Nanoscale origami: Smallest-ever, atomically precise structures set stage for quantum breakthroughsby Spencer Turney Sep. 6, 2019, 12:26 PM
If you think learning traditional paper origami is a difficult practice, try wrapping your head around origami on the atomic scale.
In “Atomically-Precise, Custom-Design Origami Graphene Nanostructures,” published today in the journal Science, an international team of researchers have accomplished just that, using sophisticated and precise control of atoms to experiment with new structures and set the stage for future generations of breakthroughs in quantum technology.
“Under atomic-scale control of these graphene-based nanostructures, researchers are able to build fascinating new structures,” noted Vanderbilt University Distinguished Professor of Physics and Engineering Sokrates T. Pantelides who collaborated on the research. “In the future, these fundamental discoveries are likely to serve as groundwork for new devices our current generation can’t even begin to imagine.”
- Prof. Sokrates Pantelides, of the Physics and Astronomy dept. (Vanderbilt University / Steve Green)
While the ancient art form of origami is currently used in large-scale applications, such as in architecture or battery design, researchers have long sought to apply origami techniques to small atomic structures, including graphene – a two-dimensional semimetal and “supermaterial” capturing the attention of researchers around the world for its properties of tensile strength, flexibility and impermeability – to name a few.
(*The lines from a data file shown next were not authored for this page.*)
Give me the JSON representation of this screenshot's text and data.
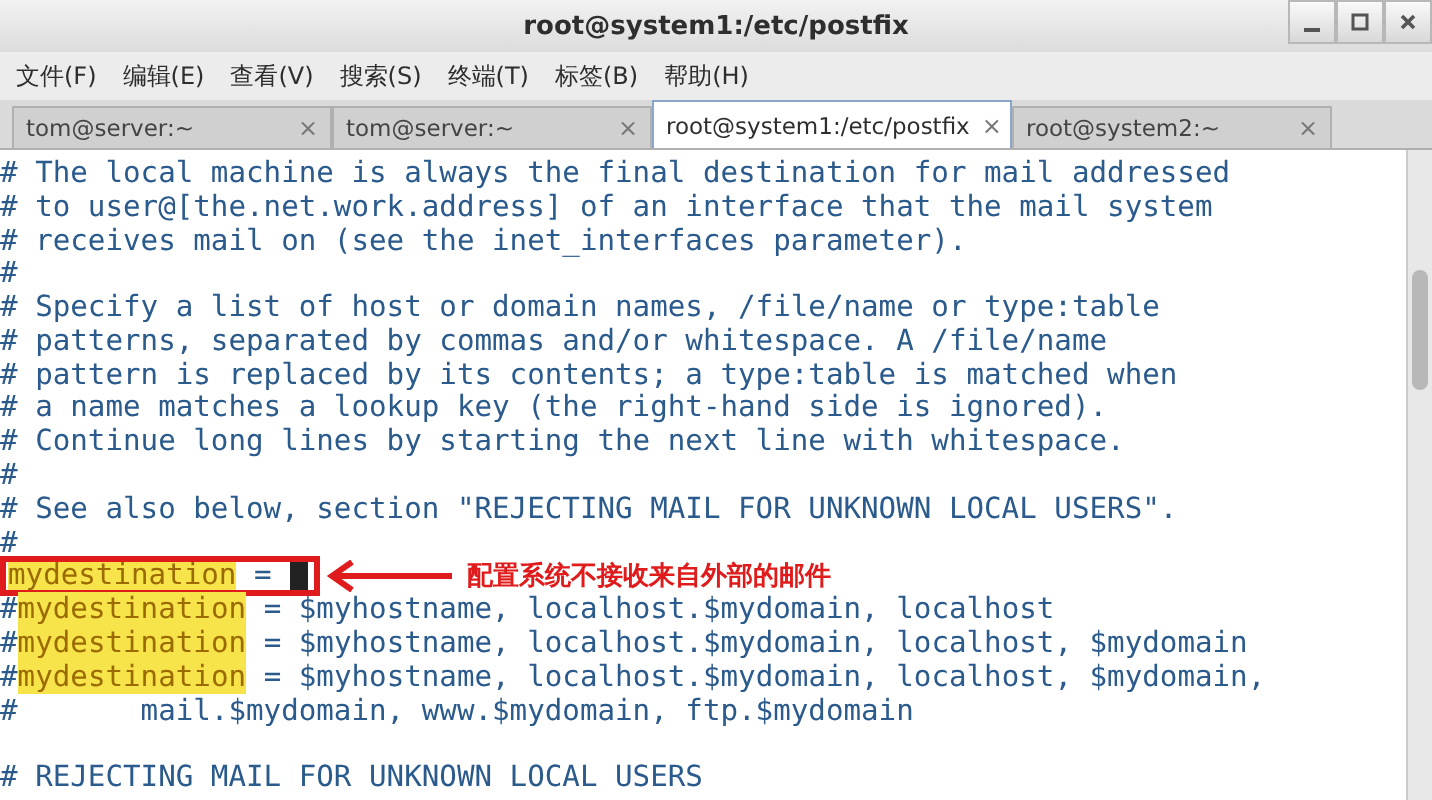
{
  "window": {
    "title": "root@system1:/etc/postfix"
  },
  "menu": [
    "文件(F)",
    "编辑(E)",
    "查看(V)",
    "搜索(S)",
    "终端(T)",
    "标签(B)",
    "帮助(H)"
  ],
  "tabs": [
    {
      "label": "tom@server:~",
      "selected": false,
      "close": "×"
    },
    {
      "label": "tom@server:~",
      "selected": false,
      "close": "×"
    },
    {
      "label": "root@system1:/etc/postfix",
      "selected": true,
      "close": "×"
    },
    {
      "label": "root@system2:~",
      "selected": false,
      "close": "×"
    }
  ],
  "lines": [
    {
      "segments": [
        {
          "kind": "comment",
          "text": "# The local machine is always the final destination for mail addressed"
        }
      ]
    },
    {
      "segments": [
        {
          "kind": "comment",
          "text": "# to user@[the.net.work.address] of an interface that the mail system"
        }
      ]
    },
    {
      "segments": [
        {
          "kind": "comment",
          "text": "# receives mail on (see the inet_interfaces parameter)."
        }
      ]
    },
    {
      "segments": [
        {
          "kind": "comment",
          "text": "#"
        }
      ]
    },
    {
      "segments": [
        {
          "kind": "comment",
          "text": "# Specify a list of host or domain names, /file/name or type:table"
        }
      ]
    },
    {
      "segments": [
        {
          "kind": "comment",
          "text": "# patterns, separated by commas and/or whitespace. A /file/name"
        }
      ]
    },
    {
      "segments": [
        {
          "kind": "comment",
          "text": "# pattern is replaced by its contents; a type:table is matched when"
        }
      ]
    },
    {
      "segments": [
        {
          "kind": "comment",
          "text": "# a name matches a lookup key (the right-hand side is ignored)."
        }
      ]
    },
    {
      "segments": [
        {
          "kind": "comment",
          "text": "# Continue long lines by starting the next line with whitespace."
        }
      ]
    },
    {
      "segments": [
        {
          "kind": "comment",
          "text": "#"
        }
      ]
    },
    {
      "segments": [
        {
          "kind": "comment",
          "text": "# See also below, section \"REJECTING MAIL FOR UNKNOWN LOCAL USERS\"."
        }
      ]
    },
    {
      "segments": [
        {
          "kind": "comment",
          "text": "#"
        }
      ]
    },
    {
      "segments": [
        {
          "kind": "match",
          "text": "mydestination"
        },
        {
          "kind": "plain",
          "text": " = "
        }
      ],
      "cursor": true,
      "annotation": "配置系统不接收来自外部的邮件"
    },
    {
      "segments": [
        {
          "kind": "comment",
          "text": "#"
        },
        {
          "kind": "match",
          "text": "mydestination"
        },
        {
          "kind": "comment",
          "text": " = $myhostname, localhost.$mydomain, localhost"
        }
      ]
    },
    {
      "segments": [
        {
          "kind": "comment",
          "text": "#"
        },
        {
          "kind": "match",
          "text": "mydestination"
        },
        {
          "kind": "comment",
          "text": " = $myhostname, localhost.$mydomain, localhost, $mydomain"
        }
      ]
    },
    {
      "segments": [
        {
          "kind": "comment",
          "text": "#"
        },
        {
          "kind": "match",
          "text": "mydestination"
        },
        {
          "kind": "comment",
          "text": " = $myhostname, localhost.$mydomain, localhost, $mydomain,"
        }
      ]
    },
    {
      "segments": [
        {
          "kind": "comment",
          "text": "#       mail.$mydomain, www.$mydomain, ftp.$mydomain"
        }
      ]
    },
    {
      "blank_before": true,
      "segments": [
        {
          "kind": "comment",
          "text": "# REJECTING MAIL FOR UNKNOWN LOCAL USERS"
        }
      ]
    }
  ]
}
However, technological limitations prevented researchers from using origami’s fine control to build and manipulate custom graphene structures.
A collaboration between Pantelides, University of Maryland Professor Min Ouyang, and a team of researchers at the Institute of Physics of the Chinese Academy of Sciences in Beijing headed by Professor Hong-Jun Gao, the findings build on many years of investigations of carbon-based nanostructures, including the discovery of carbon nanotubes and the successful isolation of monolayer graphene, which was awarded the 2010 Nobel Prize in Physics.
The experiments, conducted by Professor Hong-Jun Gao’s group in Beijing, use scanning tunneling microscope manipulation at low temperatures. These studies are the first to successfully and exactly fold and unfold graphene nano-islands in a variety of randomly chosen directions – each of which yields a complex nanostructure with distinct properties.
The image below illustrates the construction (and deconstruction) of a well-defined, folded graphene-based nanostructure through the use of origami.
As seen in the image, folding these small graphene fragments results in interesting structures, comprising a tubular edge, similar to the previously discovered carbon nanotubes, attached to a bilayer stack of graphene at a twisted angle.
Some graphene nano-islands can be used to form so-called intramolecular junctions, which are key components for electronic devices. The researchers measured the electrical properties of the origami structures and used theoretical quantum calculations to clarify their atomic-scale structure and electronic properties, setting the stage for the construction of custom nanostructures with engineered quantum properties, ultimately novel devices and even quantum machines.
The work was financially supported by the National Natural Science Foundation of China, National Key Research and Development Projects of China, and the Chinese Academy of Sciences. Work at Vanderbilt University was supported by the U.S. Department of Energy. Work at the University of Maryland was supported by the U.S. Office of Naval Research and the National Science Foundation.